But there has been some “austerity,” but only for taxpayers.

…real austerity is only biting on the tax side: total UK government revenues increased from 40.3pc of GDP in 2011 to 42.4pc in 2012, the OECD estimates. It’s getting increasingly hard for the Chancellor to extract revenues, with taxes on income and wealth falling to £194.3bn over 2012 as a whole, 2.7pc lower than in 2011, when they stood at £199.7bn, according to separate figures from the Centre for Economics and Business Research.

That last sentence, by the way, shows the Laffer Curve in action.  The supposedly Conservative government of Cameron and Osborne has raised the tax burden, yet revenues aren’t materializing.

Allister also echoes the argument of Veronique de Rugy about choosing the right kind of austerity and reining in the public sector.

Not all kinds of austerity were created equal: cutting current expenditure, such as benefits, is good for growth; but hiking taxes is bad for it… There is also lots of evidence that elevated levels of public spending and large government debts are bad for GDP; no wonder, therefore, that growth is failing to materialise.

So what’s the bottom line? Well, as Allister stated, the real problem is that government is too big and spending too much.

And until Cameron and Osborne are willing to tackle that problem, don’t expect much positive from the United Kingdom.

Gun Owner Saves Boy from Pit Bull Attack!
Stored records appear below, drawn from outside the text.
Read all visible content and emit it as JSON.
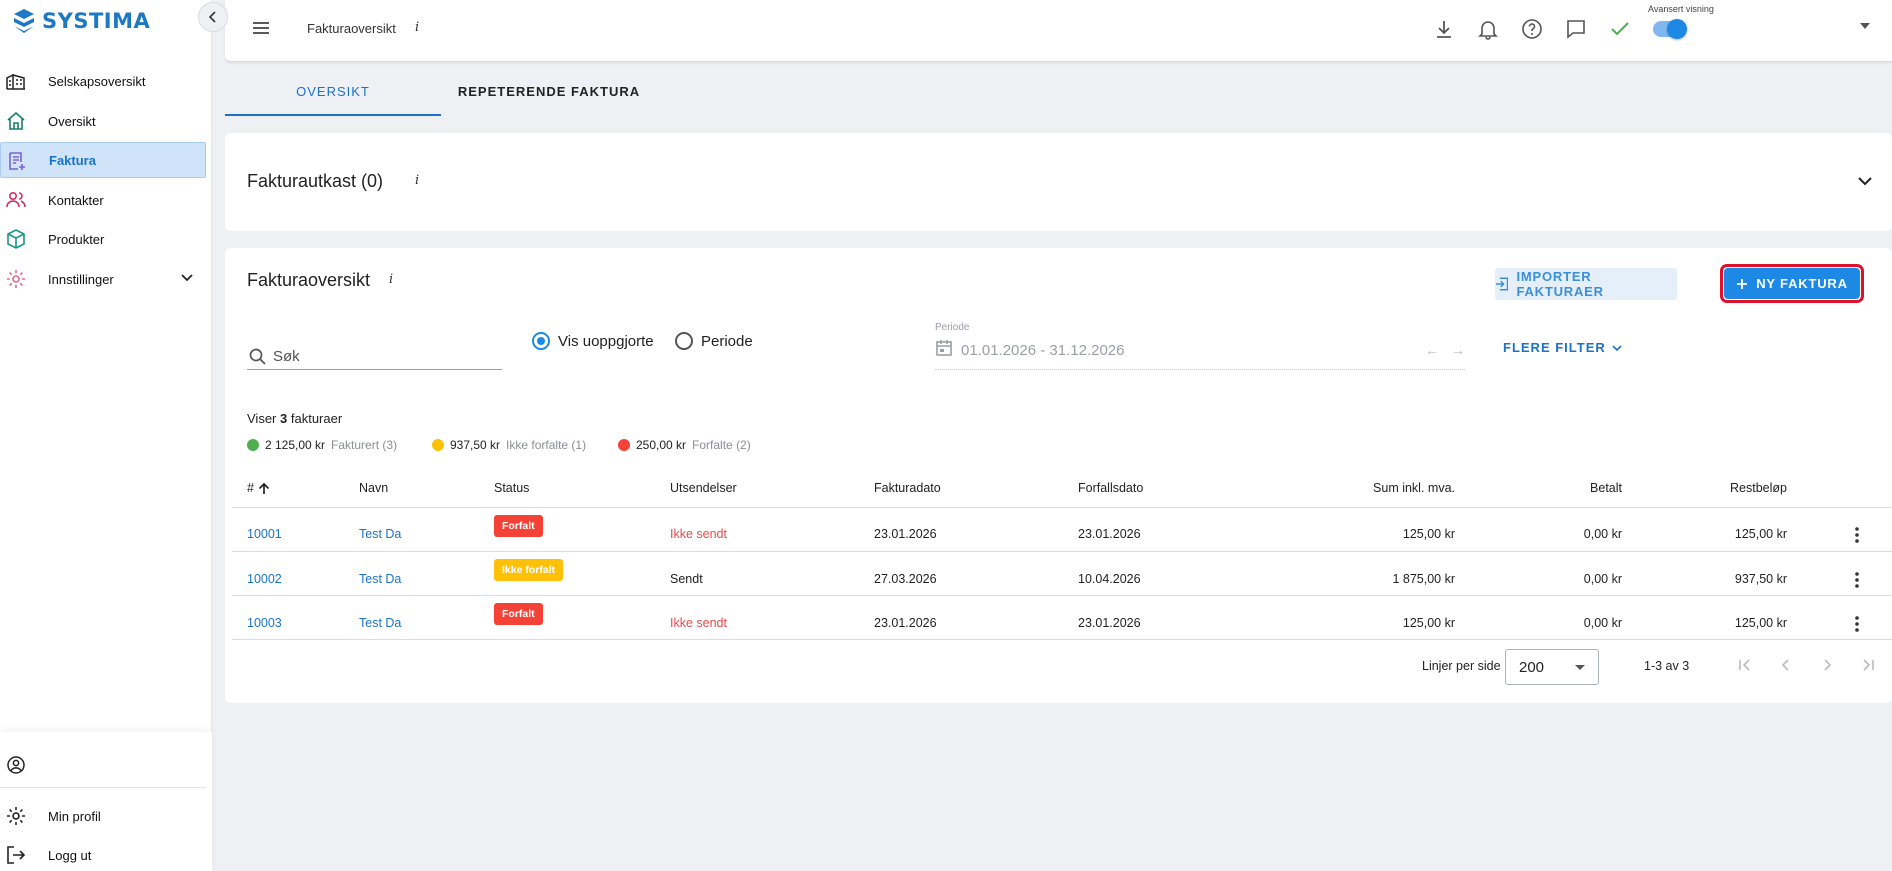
{
  "app": {
    "logo_text": "SYSTIMA",
    "brand_color": "#1d79c4",
    "accent": "#1e88e5"
  },
  "sidebar": {
    "items": [
      {
        "label": "Selskapsoversikt",
        "icon": "company-building-icon"
      },
      {
        "label": "Oversikt",
        "icon": "home-icon"
      },
      {
        "label": "Faktura",
        "icon": "invoice-icon",
        "active": true
      },
      {
        "label": "Kontakter",
        "icon": "contacts-icon"
      },
      {
        "label": "Produkter",
        "icon": "box-icon"
      },
      {
        "label": "Innstillinger",
        "icon": "gear-icon"
      }
    ],
    "bottom": [
      {
        "label": "Min profil",
        "icon": "gear-icon"
      },
      {
        "label": "Logg ut",
        "icon": "logout-icon"
      }
    ]
  },
  "topbar": {
    "title": "Fakturaoversikt",
    "info": "i",
    "advanced_label": "Avansert visning",
    "advanced_on": true
  },
  "tabs": [
    {
      "label": "OVERSIKT",
      "active": true
    },
    {
      "label": "REPETERENDE FAKTURA",
      "active": false
    }
  ],
  "drafts": {
    "title": "Fakturautkast (0)",
    "info": "i"
  },
  "overview": {
    "title": "Fakturaoversikt",
    "info": "i",
    "import_label": "IMPORTER FAKTURAER",
    "new_label": "NY FAKTURA",
    "search_placeholder": "Søk",
    "radio_unsettled": "Vis uoppgjorte",
    "radio_period": "Periode",
    "period_label": "Periode",
    "period_value": "01.01.2026 - 31.12.2026",
    "more_filters": "FLERE FILTER",
    "count_prefix": "Viser",
    "count_value": "3",
    "count_suffix": "fakturaer",
    "summary": [
      {
        "amount": "2 125,00 kr",
        "label": "Fakturert (3)",
        "color": "#4caf50"
      },
      {
        "amount": "937,50 kr",
        "label": "Ikke forfalte (1)",
        "color": "#ffc107"
      },
      {
        "amount": "250,00 kr",
        "label": "Forfalte (2)",
        "color": "#f44336"
      }
    ]
  },
  "table": {
    "headers": [
      "#",
      "Navn",
      "Status",
      "Utsendelser",
      "Fakturadato",
      "Forfallsdato",
      "Sum inkl. mva.",
      "Betalt",
      "Restbeløp"
    ],
    "rows": [
      {
        "nr": "10001",
        "name": "Test Da",
        "status": "Forfalt",
        "status_color": "#f44336",
        "sent": "Ikke sendt",
        "sent_red": true,
        "inv_date": "23.01.2026",
        "due_date": "23.01.2026",
        "sum": "125,00 kr",
        "paid": "0,00 kr",
        "rest": "125,00 kr"
      },
      {
        "nr": "10002",
        "name": "Test Da",
        "status": "Ikke forfalt",
        "status_color": "#ffc107",
        "sent": "Sendt",
        "sent_red": false,
        "inv_date": "27.03.2026",
        "due_date": "10.04.2026",
        "sum": "1 875,00 kr",
        "paid": "0,00 kr",
        "rest": "937,50 kr"
      },
      {
        "nr": "10003",
        "name": "Test Da",
        "status": "Forfalt",
        "status_color": "#f44336",
        "sent": "Ikke sendt",
        "sent_red": true,
        "inv_date": "23.01.2026",
        "due_date": "23.01.2026",
        "sum": "125,00 kr",
        "paid": "0,00 kr",
        "rest": "125,00 kr"
      }
    ]
  },
  "pagination": {
    "rows_label": "Linjer per side",
    "rows_value": "200",
    "range": "1-3 av 3"
  }
}
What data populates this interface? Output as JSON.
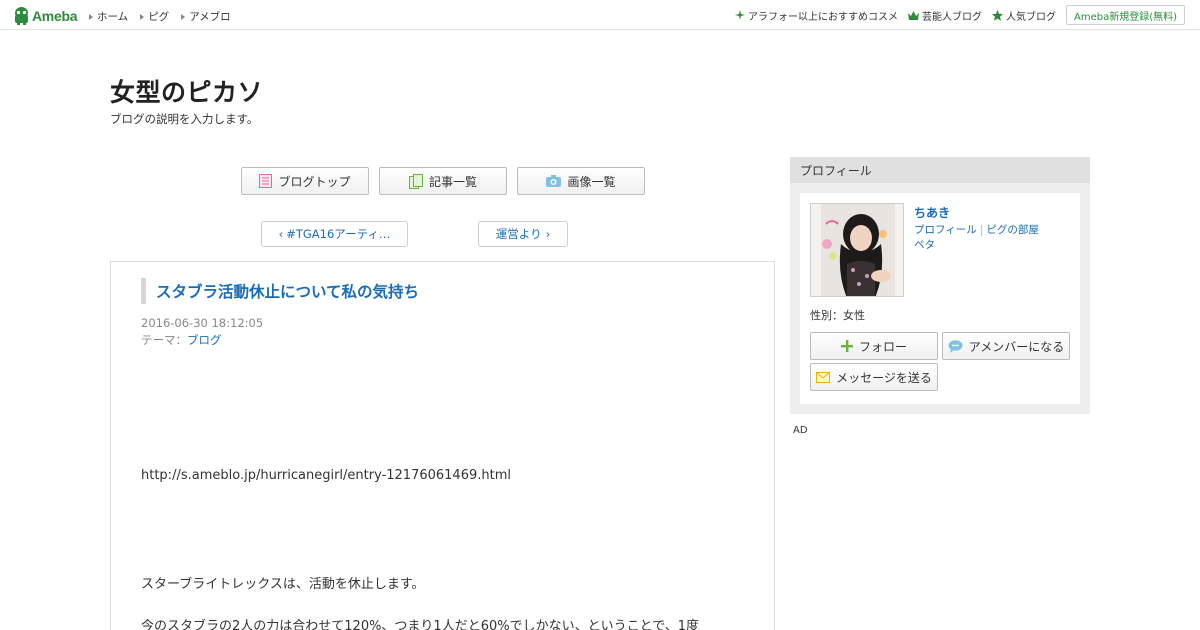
{
  "topbar": {
    "logo_text": "Ameba",
    "nav": [
      "ホーム",
      "ピグ",
      "アメブロ"
    ],
    "right_links": [
      {
        "label": "アラフォー以上におすすめコスメ",
        "icon": "sparkle-icon"
      },
      {
        "label": "芸能人ブログ",
        "icon": "crown-icon"
      },
      {
        "label": "人気ブログ",
        "icon": "star-icon"
      }
    ],
    "register_label": "Ameba新規登録(無料)"
  },
  "blog": {
    "title": "女型のピカソ",
    "description": "ブログの説明を入力します。"
  },
  "mainnav": {
    "top_label": "ブログトップ",
    "list_label": "記事一覧",
    "images_label": "画像一覧"
  },
  "pager": {
    "prev_label": "#TGA16アーティ…",
    "next_label": "運営より"
  },
  "entry": {
    "title": "スタブラ活動休止について私の気持ち",
    "date": "2016-06-30 18:12:05",
    "theme_prefix": "テーマ：",
    "theme_link": "ブログ",
    "lines": [
      "http://s.ameblo.jp/hurricanegirl/entry-12176061469.html",
      "スターブライトレックスは、活動を休止します。",
      "今のスタブラの2人の力は合わせて120%、つまり1人だと60%でしかない、ということで、1度"
    ]
  },
  "profile": {
    "header": "プロフィール",
    "name": "ちあき",
    "link_profile": "プロフィール",
    "link_pig": "ピグの部屋",
    "link_peta": "ペタ",
    "gender": "性別：女性",
    "follow_label": "フォロー",
    "amember_label": "アメンバーになる",
    "message_label": "メッセージを送る"
  },
  "ad_label": "AD",
  "colors": {
    "brand": "#2d8c3c",
    "link": "#1a6bb8"
  }
}
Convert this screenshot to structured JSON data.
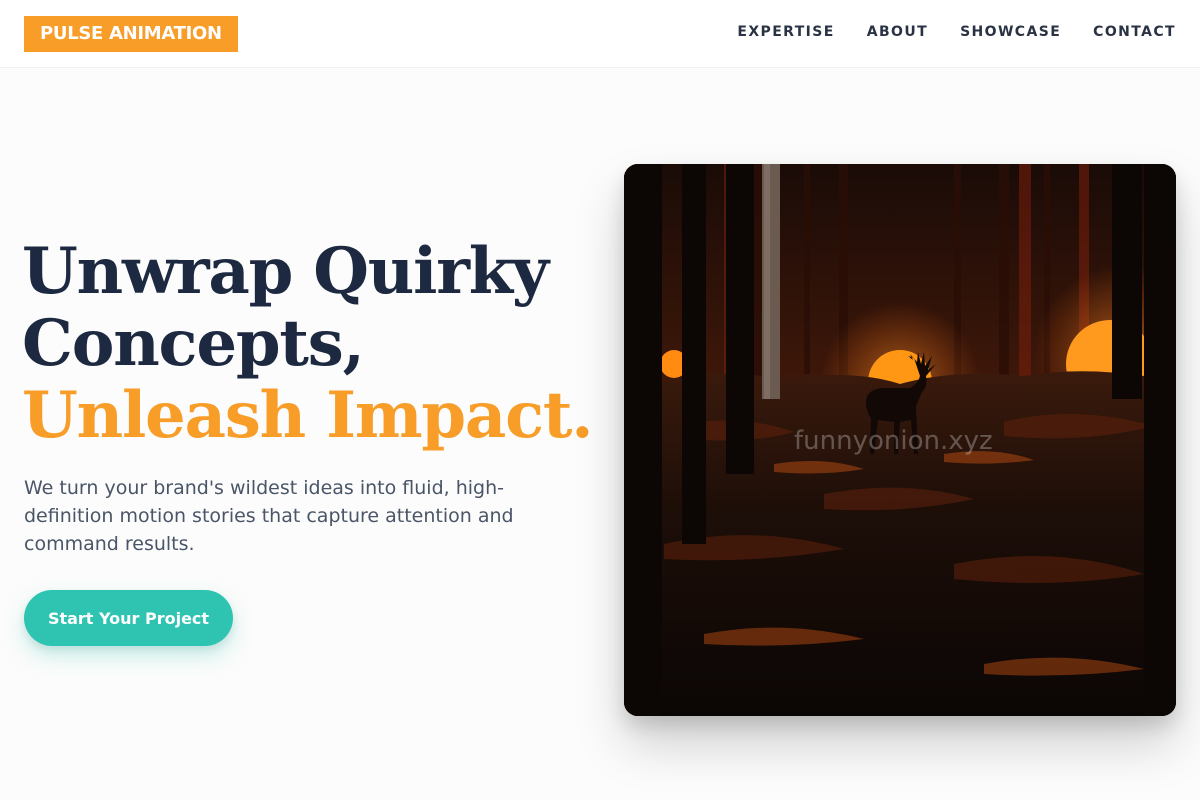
{
  "brand": {
    "logo_text": "PULSE ANIMATION",
    "accent": "#f79d28",
    "teal": "#2fc4b2",
    "navy": "#1d2940"
  },
  "nav": {
    "items": [
      "EXPERTISE",
      "ABOUT",
      "SHOWCASE",
      "CONTACT"
    ]
  },
  "hero": {
    "title_line1": "Unwrap Quirky",
    "title_line2": "Concepts,",
    "title_accent": "Unleash Impact.",
    "subtitle": "We turn your brand's wildest ideas into fluid, high-definition motion stories that capture attention and command results.",
    "cta_label": "Start Your Project",
    "image_alt": "Stag silhouette in a dark forest with glowing orange orbs",
    "watermark": "funnyonion.xyz"
  }
}
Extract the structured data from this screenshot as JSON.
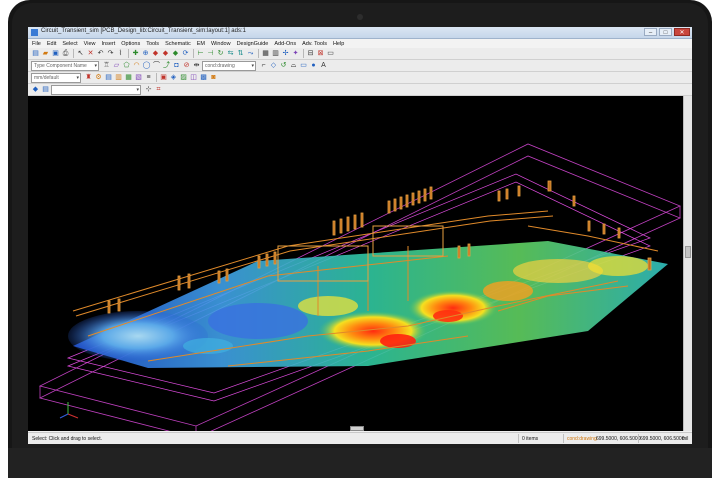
{
  "window": {
    "title": "Circuit_Transient_sim [PCB_Design_lib:Circuit_Transient_sim:layout:1] ads:1",
    "controls": {
      "minimize": "–",
      "maximize": "□",
      "close": "✕"
    }
  },
  "menu": [
    "File",
    "Edit",
    "Select",
    "View",
    "Insert",
    "Options",
    "Tools",
    "Schematic",
    "EM",
    "Window",
    "DesignGuide",
    "Add-Ons",
    "Adv. Tools",
    "Help"
  ],
  "toolbar": {
    "component_search_placeholder": "Type Component Name",
    "layer_combo_value": "cond:drawing",
    "units_combo_value": "mm/default"
  },
  "statusbar": {
    "hint": "Select: Click and drag to select.",
    "items_count": "0 items",
    "layer": "cond:drawing",
    "coord1": "699.5000, 606.5000",
    "coord2": "699.5000, 606.5000",
    "units": "mil"
  },
  "colors": {
    "canvas": "#000000",
    "board_outline": "#d94ad9",
    "traces": "#e08a2a",
    "hot": "#e03a1a",
    "cool": "#2a5fd8"
  }
}
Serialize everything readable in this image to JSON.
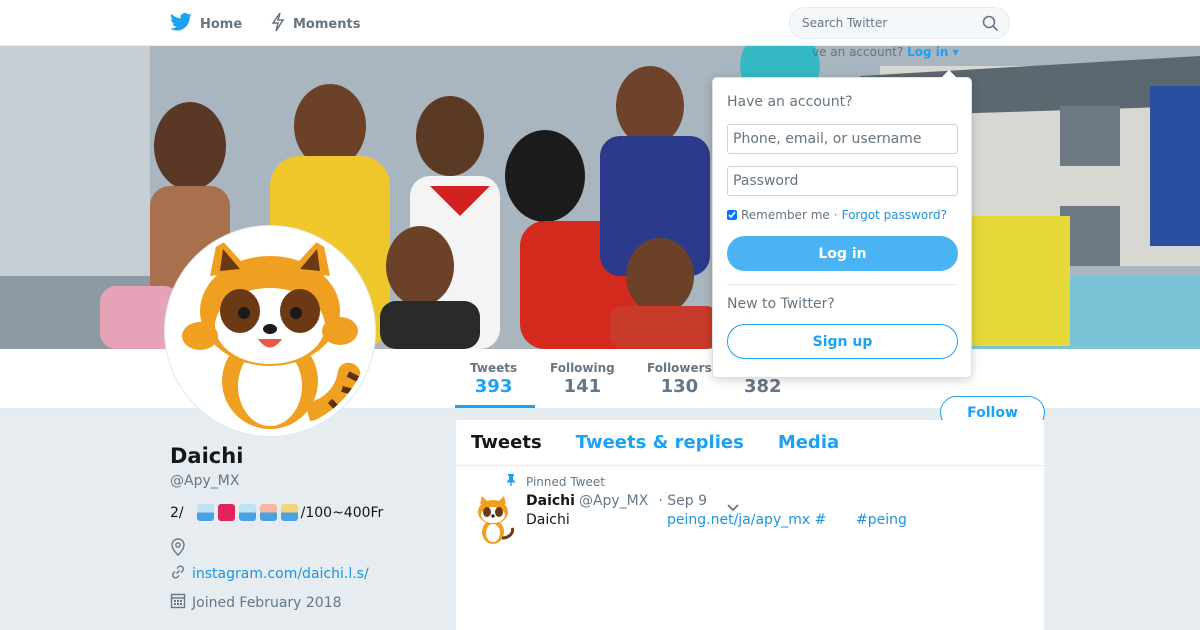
{
  "colors": {
    "accent": "#1da1f2",
    "link": "#1b95e0",
    "muted": "#657786",
    "background": "#e6ecf0"
  },
  "nav": {
    "home_label": "Home",
    "home_icon": "twitter-bird-icon",
    "moments_label": "Moments",
    "moments_icon": "lightning-icon",
    "search_placeholder": "Search Twitter",
    "search_icon": "search-icon",
    "login_prompt": "Have an account?",
    "login_prompt_visible": "ve an account?",
    "login_link": "Log in"
  },
  "profile_stats": [
    {
      "label": "Tweets",
      "value": "393"
    },
    {
      "label": "Following",
      "value": "141"
    },
    {
      "label": "Followers",
      "value": "130"
    },
    {
      "label": "",
      "value": "382"
    }
  ],
  "follow_label": "Follow",
  "profile": {
    "name": "Daichi",
    "handle": "@Apy_MX",
    "bio_prefix": "2/",
    "bio_suffix": "/100~400Fr",
    "location_icon": "location-pin-icon",
    "url_icon": "link-icon",
    "url": "instagram.com/daichi.l.s/",
    "joined_icon": "calendar-icon",
    "joined": "Joined February 2018"
  },
  "timeline": {
    "tabs": [
      "Tweets",
      "Tweets & replies",
      "Media"
    ],
    "pinned_label": "Pinned Tweet",
    "pinned_icon": "pin-icon",
    "tweet": {
      "name": "Daichi",
      "handle": "@Apy_MX",
      "date": "· Sep 9",
      "text": "Daichi",
      "link": "peing.net/ja/apy_mx #",
      "hashtag": "#peing",
      "menu_icon": "chevron-down-icon"
    }
  },
  "login_dropdown": {
    "title": "Have an account?",
    "username_placeholder": "Phone, email, or username",
    "password_placeholder": "Password",
    "remember": "Remember me",
    "separator": "·",
    "forgot": "Forgot password?",
    "login_button": "Log in",
    "new_prompt": "New to Twitter?",
    "signup_button": "Sign up"
  }
}
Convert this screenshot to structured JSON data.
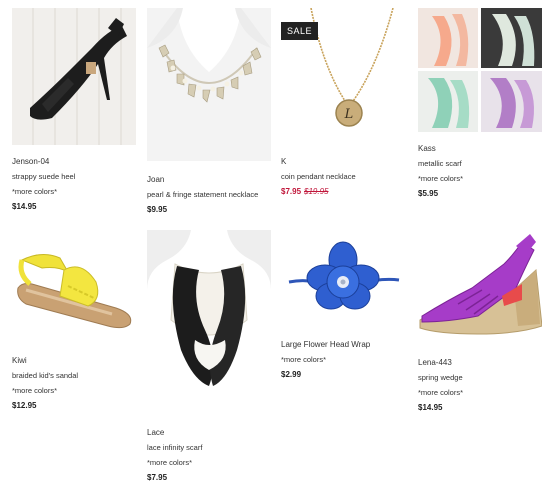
{
  "products": [
    {
      "name": "Jenson-04",
      "desc": "strappy suede heel",
      "colors": "*more colors*",
      "price": "$14.95"
    },
    {
      "name": "Joan",
      "desc": "pearl & fringe statement necklace",
      "colors": "",
      "price": "$9.95"
    },
    {
      "name": "K",
      "desc": "coin pendant necklace",
      "colors": "",
      "price": "$7.95",
      "original_price": "$19.95",
      "badge": "SALE"
    },
    {
      "name": "Kass",
      "desc": "metallic scarf",
      "colors": "*more colors*",
      "price": "$5.95"
    },
    {
      "name": "Kiwi",
      "desc": "braided kid's sandal",
      "colors": "*more colors*",
      "price": "$12.95"
    },
    {
      "name": "Lace",
      "desc": "lace infinity scarf",
      "colors": "*more colors*",
      "price": "$7.95"
    },
    {
      "name": "Large Flower Head Wrap",
      "desc": "",
      "colors": "*more colors*",
      "price": "$2.99"
    },
    {
      "name": "Lena-443",
      "desc": "spring wedge",
      "colors": "*more colors*",
      "price": "$14.95"
    }
  ]
}
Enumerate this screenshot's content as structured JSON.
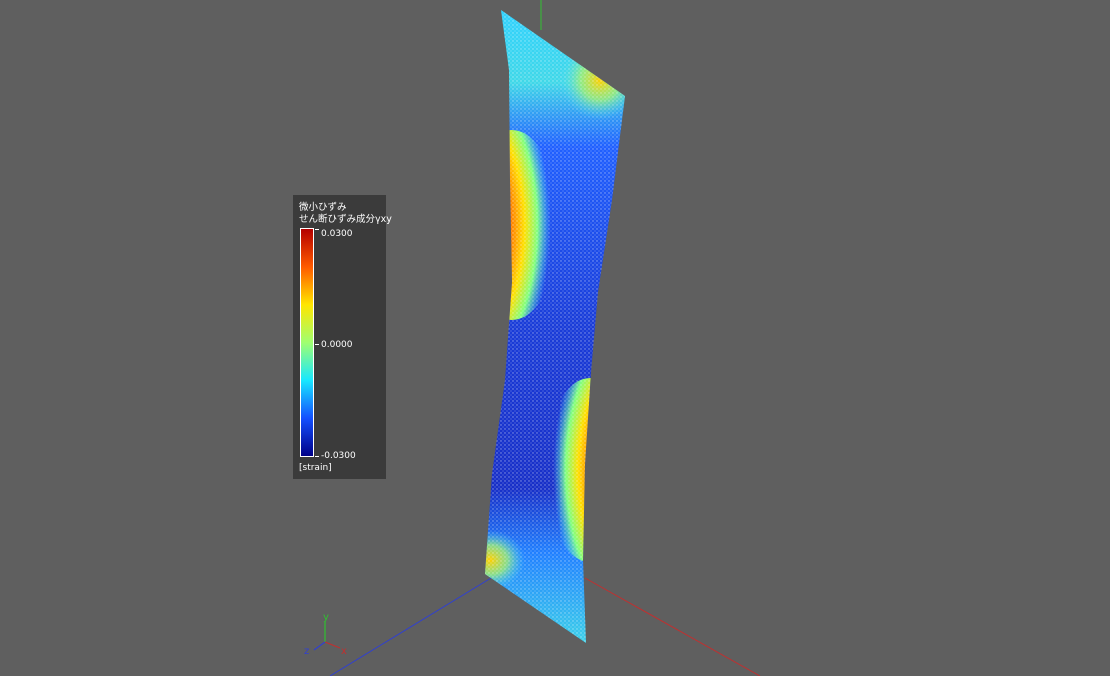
{
  "legend": {
    "title_line1": "微小ひずみ",
    "title_line2": "せん断ひずみ成分γxy",
    "max_label": "0.0300",
    "mid_label": "0.0000",
    "min_label": "-0.0300",
    "unit": "[strain]",
    "colormap": [
      "#b40000",
      "#ff5a00",
      "#ffe600",
      "#a0ff70",
      "#18e8ff",
      "#1450ff",
      "#000088"
    ]
  },
  "axis_triad": {
    "x_label": "x",
    "y_label": "y",
    "z_label": "z"
  },
  "colors": {
    "background": "#5f5f5f",
    "legend_background": "#3b3b3b",
    "x_axis": "#c03030",
    "y_axis": "#30c030",
    "z_axis": "#3040d0"
  }
}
Wait … Police Say His Actions Could be ‘Criminal’ ?

Today’s Washington Post reports that a boy in a DC neighborhood was out riding a new bike that he received on Christmas.  As he was riding through his neighborhood, he turned a corner and suddenly came upon three unattended pit bulls who proceeded to maul him. Fortunately for this 11-year old boy, a neighbor saw what was going on, ran into his house, got his handgun, and then returned and shot one of the pit bulls.  A DC police officer, nearby on bicycle, heard the shot, got to the scene, and then shot the other two pit bulls.

The boy, unidentified by the newspaper, is traumatized.  His uncle describes his injuries as “horrific” – all three pit bulls had their teeth clenched in the boy’s extremities just before the neighbor and officer shot them. 

Is the unidentified neighbor hailed as a hero?  No – just the opposite – he apparently needs a lawyer because he is reportedly under “investigation” for violating our capital city’s firearms laws!  You see – he may have discharged his weapon beyond his property line. Talk about no good deed going unpunished.  

Every single day, Americans use guns to save lives but we do not hear about these incidents on the evening news–and that’s mostly because the gun only has to be brandished and the bad guy takes flight. Just not considered “news.”  Another reason is media bias–as the past few days illustrate.  Yesterday, CNN had full coverage of a gun crime in Houston.  This story–civilian uses gun to save an 11-year old’s life–only a few paragraphs back in the metro section of the newspaper.

Whether or not the prosecutors file charges here, DC laws need to change–so residents don’t have to hope for good sense to prevail (while paying attorneys fees).   House Republicans do have jurisdiction over DC affairs – so here’s an opportunity to send a bill to the president’s desk to get the needed changes in place.

To draw more attention to how often Americans use guns in self-defense, Cato published this paper and created this self-defense map.